BEGIN ENTRIES SUPPLIED

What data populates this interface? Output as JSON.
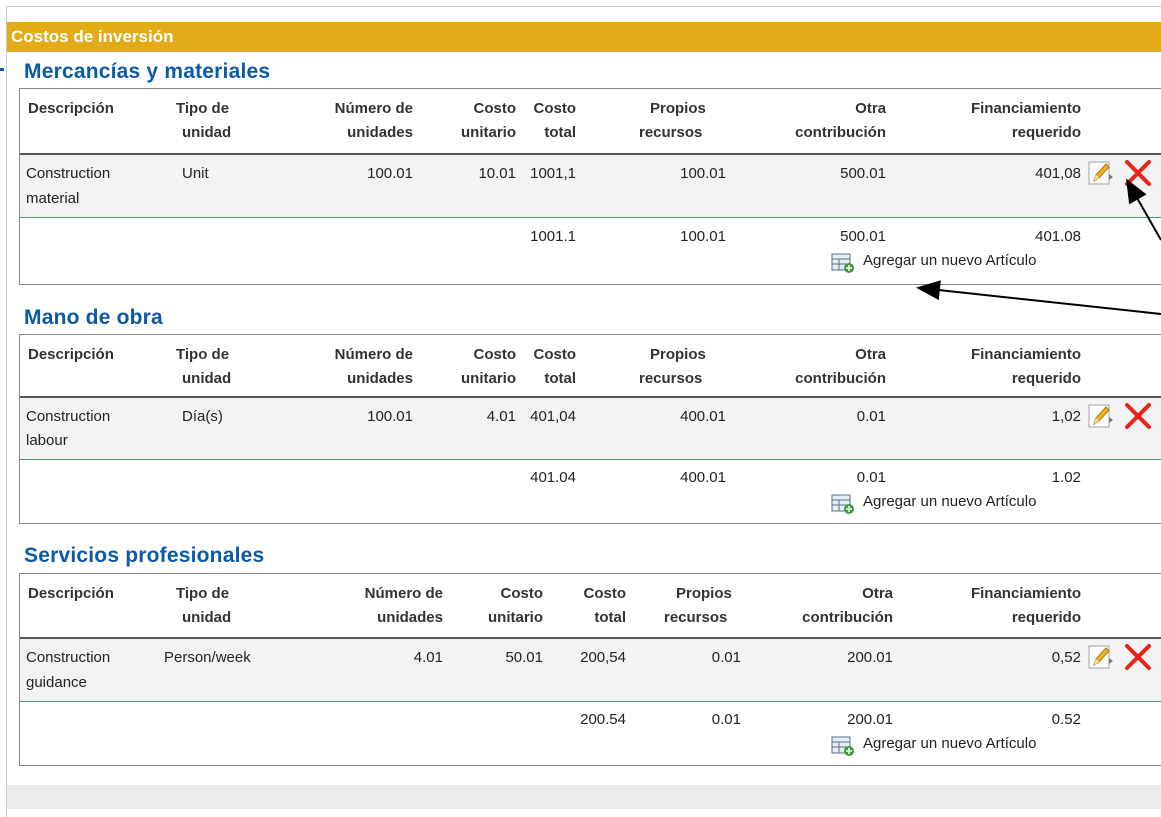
{
  "header": {
    "title": "Costos de inversión"
  },
  "columns": {
    "description": "Descripción",
    "unit_type_1": "Tipo de",
    "unit_type_2": "unidad",
    "num_units_1": "Número de",
    "num_units_2": "unidades",
    "unit_cost_1": "Costo",
    "unit_cost_2": "unitario",
    "total_cost_1": "Costo",
    "total_cost_2": "total",
    "own_resources_1": "Propios",
    "own_resources_2": "recursos",
    "other_contribution_1": "Otra",
    "other_contribution_2": "contribución",
    "financing_1": "Financiamiento",
    "financing_2": "requerido"
  },
  "sections": [
    {
      "title": "Mercancías y materiales",
      "row": {
        "description_1": "Construction",
        "description_2": "material",
        "unit_type": "Unit",
        "num_units": "100.01",
        "unit_cost": "10.01",
        "total_cost": "1001,1",
        "own_resources": "100.01",
        "other_contribution": "500.01",
        "financing": "401,08"
      },
      "totals": {
        "total_cost": "1001.1",
        "own_resources": "100.01",
        "other_contribution": "500.01",
        "financing": "401.08"
      },
      "add_label": "Agregar un nuevo Artículo"
    },
    {
      "title": "Mano de obra",
      "row": {
        "description_1": "Construction",
        "description_2": "labour",
        "unit_type": "Día(s)",
        "num_units": "100.01",
        "unit_cost": "4.01",
        "total_cost": "401,04",
        "own_resources": "400.01",
        "other_contribution": "0.01",
        "financing": "1,02"
      },
      "totals": {
        "total_cost": "401.04",
        "own_resources": "400.01",
        "other_contribution": "0.01",
        "financing": "1.02"
      },
      "add_label": "Agregar un nuevo Artículo"
    },
    {
      "title": "Servicios profesionales",
      "row": {
        "description_1": "Construction",
        "description_2": "guidance",
        "unit_type": "Person/week",
        "num_units": "4.01",
        "unit_cost": "50.01",
        "total_cost": "200,54",
        "own_resources": "0.01",
        "other_contribution": "200.01",
        "financing": "0,52"
      },
      "totals": {
        "total_cost": "200.54",
        "own_resources": "0.01",
        "other_contribution": "200.01",
        "financing": "0.52"
      },
      "add_label": "Agregar un nuevo Artículo"
    }
  ],
  "icons": {
    "edit": "pencil-edit-icon",
    "delete": "red-x-delete-icon",
    "add": "add-row-table-icon"
  },
  "colors": {
    "header_bar": "#e3ac16",
    "section_title": "#0a5aa8",
    "delete": "#e8231a",
    "row_separator": "#4a9a6a"
  }
}
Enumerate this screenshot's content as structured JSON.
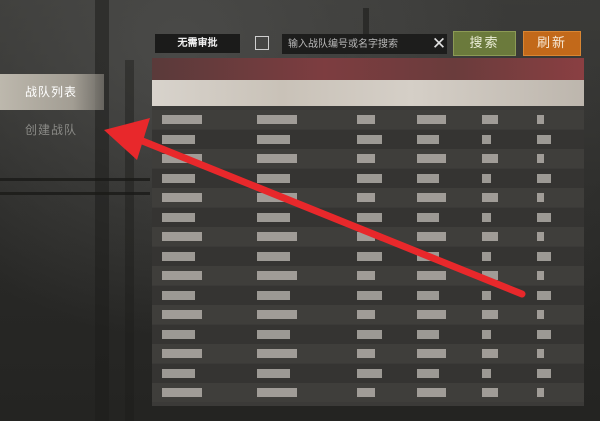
{
  "sidebar": {
    "items": [
      {
        "label": "战队列表",
        "active": true
      },
      {
        "label": "创建战队",
        "active": false
      }
    ]
  },
  "toolbar": {
    "filter_label": "无需审批",
    "filter_checked": false,
    "search_placeholder": "输入战队编号或名字搜索",
    "search_value": "",
    "clear_icon": "close-icon",
    "search_button": "搜索",
    "refresh_button": "刷新"
  },
  "colors": {
    "search_button": "#6b7a3c",
    "refresh_button": "#c2691a",
    "active_tab": "#bdb8ad",
    "annotation_arrow": "#e8282b"
  },
  "table": {
    "row_count": 15,
    "content": "pixelated"
  }
}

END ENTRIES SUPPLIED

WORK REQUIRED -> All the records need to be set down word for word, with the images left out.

ANSWER FOR THE TASK ->
What data populates this interface? Output as JSON.
{
  "header": {
    "title": "Costos de inversión"
  },
  "columns": {
    "description": "Descripción",
    "unit_type_1": "Tipo de",
    "unit_type_2": "unidad",
    "num_units_1": "Número de",
    "num_units_2": "unidades",
    "unit_cost_1": "Costo",
    "unit_cost_2": "unitario",
    "total_cost_1": "Costo",
    "total_cost_2": "total",
    "own_resources_1": "Propios",
    "own_resources_2": "recursos",
    "other_contribution_1": "Otra",
    "other_contribution_2": "contribución",
    "financing_1": "Financiamiento",
    "financing_2": "requerido"
  },
  "sections": [
    {
      "title": "Mercancías y materiales",
      "row": {
        "description_1": "Construction",
        "description_2": "material",
        "unit_type": "Unit",
        "num_units": "100.01",
        "unit_cost": "10.01",
        "total_cost": "1001,1",
        "own_resources": "100.01",
        "other_contribution": "500.01",
        "financing": "401,08"
      },
      "totals": {
        "total_cost": "1001.1",
        "own_resources": "100.01",
        "other_contribution": "500.01",
        "financing": "401.08"
      },
      "add_label": "Agregar un nuevo Artículo"
    },
    {
      "title": "Mano de obra",
      "row": {
        "description_1": "Construction",
        "description_2": "labour",
        "unit_type": "Día(s)",
        "num_units": "100.01",
        "unit_cost": "4.01",
        "total_cost": "401,04",
        "own_resources": "400.01",
        "other_contribution": "0.01",
        "financing": "1,02"
      },
      "totals": {
        "total_cost": "401.04",
        "own_resources": "400.01",
        "other_contribution": "0.01",
        "financing": "1.02"
      },
      "add_label": "Agregar un nuevo Artículo"
    },
    {
      "title": "Servicios profesionales",
      "row": {
        "description_1": "Construction",
        "description_2": "guidance",
        "unit_type": "Person/week",
        "num_units": "4.01",
        "unit_cost": "50.01",
        "total_cost": "200,54",
        "own_resources": "0.01",
        "other_contribution": "200.01",
        "financing": "0,52"
      },
      "totals": {
        "total_cost": "200.54",
        "own_resources": "0.01",
        "other_contribution": "200.01",
        "financing": "0.52"
      },
      "add_label": "Agregar un nuevo Artículo"
    }
  ],
  "icons": {
    "edit": "pencil-edit-icon",
    "delete": "red-x-delete-icon",
    "add": "add-row-table-icon"
  },
  "colors": {
    "header_bar": "#e3ac16",
    "section_title": "#0a5aa8",
    "delete": "#e8231a",
    "row_separator": "#4a9a6a"
  }
}
Enumerate this screenshot's content as structured JSON.
{
  "sidebar": {
    "items": [
      {
        "label": "战队列表",
        "active": true
      },
      {
        "label": "创建战队",
        "active": false
      }
    ]
  },
  "toolbar": {
    "filter_label": "无需审批",
    "filter_checked": false,
    "search_placeholder": "输入战队编号或名字搜索",
    "search_value": "",
    "clear_icon": "close-icon",
    "search_button": "搜索",
    "refresh_button": "刷新"
  },
  "colors": {
    "search_button": "#6b7a3c",
    "refresh_button": "#c2691a",
    "active_tab": "#bdb8ad",
    "annotation_arrow": "#e8282b"
  },
  "table": {
    "row_count": 15,
    "content": "pixelated"
  }
}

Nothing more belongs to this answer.